TASK BRIEF >> Restate, word for word, each record that follows.

○ ○ ○ ○ ○ ○ ○

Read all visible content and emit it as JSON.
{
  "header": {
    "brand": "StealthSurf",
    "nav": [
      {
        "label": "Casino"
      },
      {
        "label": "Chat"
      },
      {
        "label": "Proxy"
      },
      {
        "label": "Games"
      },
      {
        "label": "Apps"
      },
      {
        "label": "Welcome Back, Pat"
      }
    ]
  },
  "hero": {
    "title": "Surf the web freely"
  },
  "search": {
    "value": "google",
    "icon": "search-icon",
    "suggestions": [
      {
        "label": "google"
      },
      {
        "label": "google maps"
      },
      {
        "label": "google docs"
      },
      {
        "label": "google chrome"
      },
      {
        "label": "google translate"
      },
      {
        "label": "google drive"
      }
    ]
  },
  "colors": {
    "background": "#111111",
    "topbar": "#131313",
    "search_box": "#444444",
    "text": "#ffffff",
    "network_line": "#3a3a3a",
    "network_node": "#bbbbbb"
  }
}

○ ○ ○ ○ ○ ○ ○

WRITTEN SOLUTION >>
Read all visible content and emit it as JSON.
{
  "header": {
    "brand": "StealthSurf",
    "nav": [
      {
        "label": "Casino"
      },
      {
        "label": "Chat"
      },
      {
        "label": "Proxy"
      },
      {
        "label": "Games"
      },
      {
        "label": "Apps"
      },
      {
        "label": "Welcome Back, Pat"
      }
    ]
  },
  "hero": {
    "title": "Surf the web freely"
  },
  "search": {
    "value": "google",
    "icon": "search-icon",
    "suggestions": [
      {
        "label": "google"
      },
      {
        "label": "google maps"
      },
      {
        "label": "google docs"
      },
      {
        "label": "google chrome"
      },
      {
        "label": "google translate"
      },
      {
        "label": "google drive"
      }
    ]
  },
  "colors": {
    "background": "#111111",
    "topbar": "#131313",
    "search_box": "#444444",
    "text": "#ffffff",
    "network_line": "#3a3a3a",
    "network_node": "#bbbbbb"
  }
}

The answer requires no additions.